This is a non-exhaustive list of goals for hardening the Debian distribution, the Debian project and systems of Debian contributors and users. If you would like to help make Debian more secure, help on all of these topics is welcome. Don't be intimidated by the length of the list, pick the things you can do something about and put some time into them. If you aren't sure about how to start helping on a particular item, the debian-mentors list should be able to direct you.

Get more people to get involved in Debian so that we have enough people to continue it and keep it secure into the future.

Packaging process

Improve our use of crypto on personal and Debian systems, including upgrading OpenPGP keys and moving them off general purpose systems onto smartcards and similar.

Encourage more contributors to use Tor so that they are less easily targeted by active attackers.

Prevent installing packages with unpatched vulnerabilities, see 431804 for some debscan/apt integration ideas.

Build all binary packages, installer images, preinstalled images and live images on official Debian machines (buildds etc).

Implement reproducible builds (inc Linux), verifiable image builds and reproducible installs.

Fix the various issues with the security and privacy of apt and image mirrors.

Recruit more people to join the security issue tracking effort.

Revive the security audit project.

Revive static analysis services like DACA, firewoes, debile etc.

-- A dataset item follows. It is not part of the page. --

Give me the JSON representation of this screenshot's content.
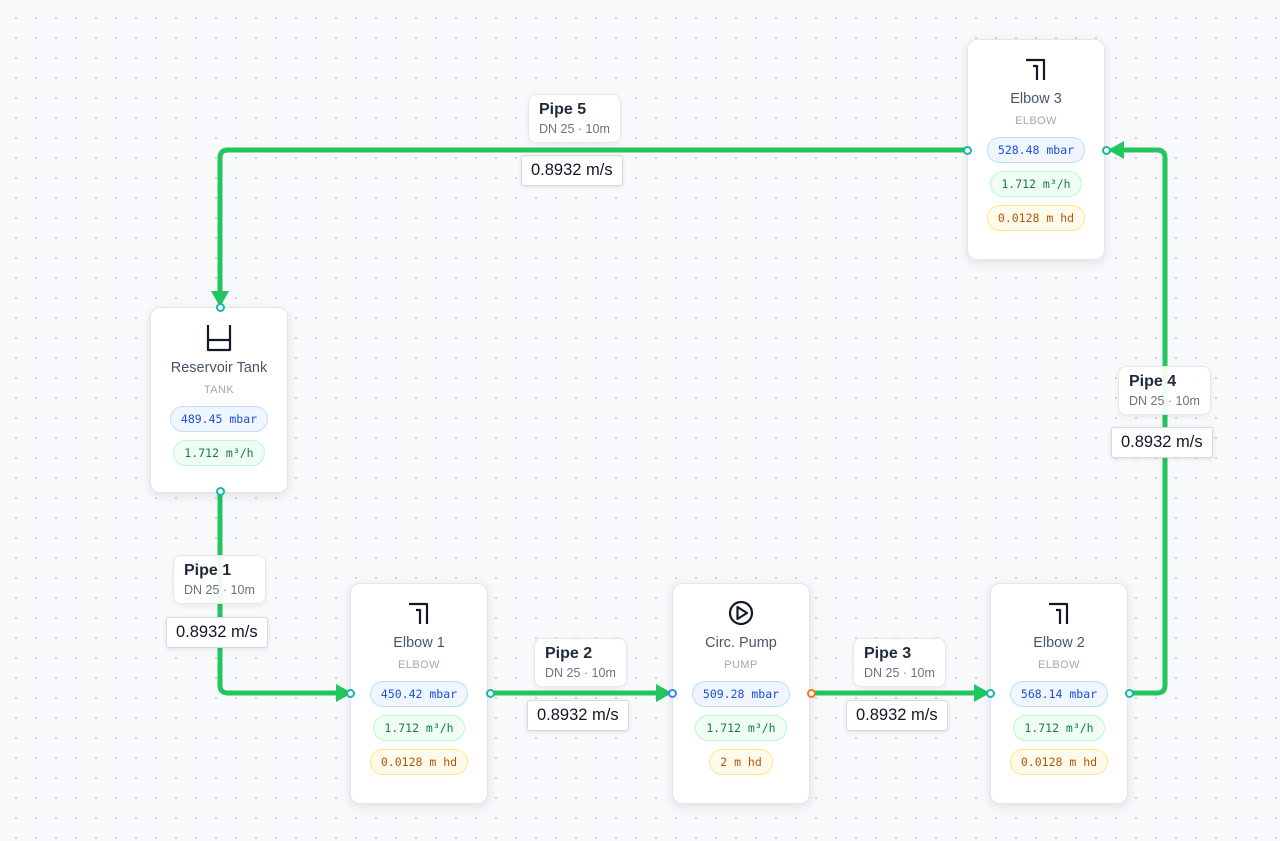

Periodically send notifications of open vulnerabilities to maintainers.

Encourage package maintainers to check their packages using various tools before upload:

Package more tools for testing the security of both code and installed systems.

Enhance the use of MAC frameworks like (SELinux, AppArmor, Tomoyo, SMACK etc).

Push the compiler flags hardening release goal. Push GCC/LLVM upstreams to enable these by default.

Enable various security features in the Linux kernel, for example hidepid fs.protected_symlinks etc.

Provide grsec versions of the Linux kernel, see #605090 and the blog post by Yves-Alexis Perez.

Debian policy should require that in every source package all security packages should be clearly marked as such in standard and easily parsable way with optional further references.

Build a secondary high-security (but slower) archive using SoftBoundCETS or Clang ASan or GCC ASan (see below) or similar for folks who prefer security to performance.

Refuse to use proprietary software on our personal Debian development machines and on Debian project machines and switch to hardware with free and auditable firmware. Develop security guidelines for personal Debian development machines.

Constructively attack the use of markets/repositories that distribute non-free software, helping make developer machines safer and make developers more aware of the risks:

All of the above for code that we run but don't package.

Work on improving FreedomBox security and port the improvements into Debian.


Educate upstreams about upstream best practices.

Work with programming language upstreams to eliminate entire classes of bugs. For example eliminate (use of) serialisation library misfeatures or the possibility of shell metacharacter injection.

Send upstreams patches for their systemd service files to enable various security features (video, slides).


Encourage users to run tools like tiger checksecurity debsecan.

Develop/package a tiger-like tool like this that provides suggestions and tips to less technical (desktop) users.

Improve debsecan by fixing its bugs

Also see DebianSanctuary

Non-Debian attack vectors:


Advertise the Securing Debian Manual and keep it up-to-date (maybe turn it into a wiki?)

Ideas from Russell Coker